> Aim of the task:
Lines from the listing below that contain the string "time" are to be reported.

> Records for the task:
++++++++++++++++++++

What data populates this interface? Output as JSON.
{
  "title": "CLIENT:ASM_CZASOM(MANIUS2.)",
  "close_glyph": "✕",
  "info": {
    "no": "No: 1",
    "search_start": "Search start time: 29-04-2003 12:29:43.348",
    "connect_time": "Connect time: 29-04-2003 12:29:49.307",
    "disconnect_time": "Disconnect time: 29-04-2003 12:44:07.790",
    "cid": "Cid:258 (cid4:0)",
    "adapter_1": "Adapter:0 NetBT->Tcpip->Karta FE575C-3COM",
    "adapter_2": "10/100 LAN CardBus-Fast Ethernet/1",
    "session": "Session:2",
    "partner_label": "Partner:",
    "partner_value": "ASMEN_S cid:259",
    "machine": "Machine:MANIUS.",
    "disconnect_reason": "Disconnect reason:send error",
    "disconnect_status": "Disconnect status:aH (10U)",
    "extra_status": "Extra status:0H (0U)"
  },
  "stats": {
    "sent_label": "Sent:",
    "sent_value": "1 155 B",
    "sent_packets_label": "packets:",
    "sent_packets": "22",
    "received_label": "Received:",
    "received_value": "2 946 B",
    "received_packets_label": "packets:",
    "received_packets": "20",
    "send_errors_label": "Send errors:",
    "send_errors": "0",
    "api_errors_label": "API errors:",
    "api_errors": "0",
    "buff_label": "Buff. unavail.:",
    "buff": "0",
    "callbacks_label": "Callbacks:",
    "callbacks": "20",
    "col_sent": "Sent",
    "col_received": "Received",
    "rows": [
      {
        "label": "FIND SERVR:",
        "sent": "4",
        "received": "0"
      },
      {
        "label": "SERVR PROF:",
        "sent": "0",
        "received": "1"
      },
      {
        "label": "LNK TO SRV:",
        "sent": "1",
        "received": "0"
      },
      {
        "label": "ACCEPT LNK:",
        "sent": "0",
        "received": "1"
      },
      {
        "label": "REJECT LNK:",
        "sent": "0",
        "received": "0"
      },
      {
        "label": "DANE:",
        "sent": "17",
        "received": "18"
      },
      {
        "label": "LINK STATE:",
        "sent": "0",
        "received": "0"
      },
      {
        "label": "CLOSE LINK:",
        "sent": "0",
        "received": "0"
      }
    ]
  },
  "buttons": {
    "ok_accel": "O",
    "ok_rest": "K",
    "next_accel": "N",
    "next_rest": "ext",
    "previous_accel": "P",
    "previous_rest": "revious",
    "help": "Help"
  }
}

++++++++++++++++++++

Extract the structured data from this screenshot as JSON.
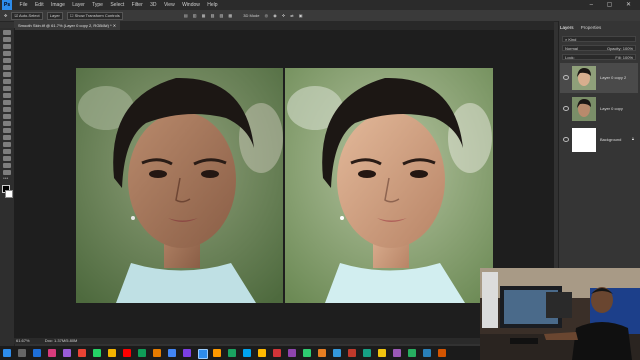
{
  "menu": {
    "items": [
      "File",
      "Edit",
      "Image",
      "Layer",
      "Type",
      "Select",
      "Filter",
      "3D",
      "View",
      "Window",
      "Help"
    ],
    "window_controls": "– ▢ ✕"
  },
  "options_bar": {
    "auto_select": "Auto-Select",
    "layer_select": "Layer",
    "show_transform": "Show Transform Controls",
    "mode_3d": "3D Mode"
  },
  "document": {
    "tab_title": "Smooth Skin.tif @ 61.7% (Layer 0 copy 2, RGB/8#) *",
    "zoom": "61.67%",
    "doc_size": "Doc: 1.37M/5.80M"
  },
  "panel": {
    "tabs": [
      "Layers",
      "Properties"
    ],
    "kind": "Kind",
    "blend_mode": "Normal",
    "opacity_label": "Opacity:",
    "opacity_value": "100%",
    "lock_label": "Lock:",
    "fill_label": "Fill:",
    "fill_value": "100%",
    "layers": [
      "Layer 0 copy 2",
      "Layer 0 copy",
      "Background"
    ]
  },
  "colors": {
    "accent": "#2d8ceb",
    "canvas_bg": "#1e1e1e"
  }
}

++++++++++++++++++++

> Written solution:
    "search_start": "Search start time: 29-04-2003 12:29:43.348",
    "connect_time": "Connect time: 29-04-2003 12:29:49.307",
    "disconnect_time": "Disconnect time: 29-04-2003 12:44:07.790",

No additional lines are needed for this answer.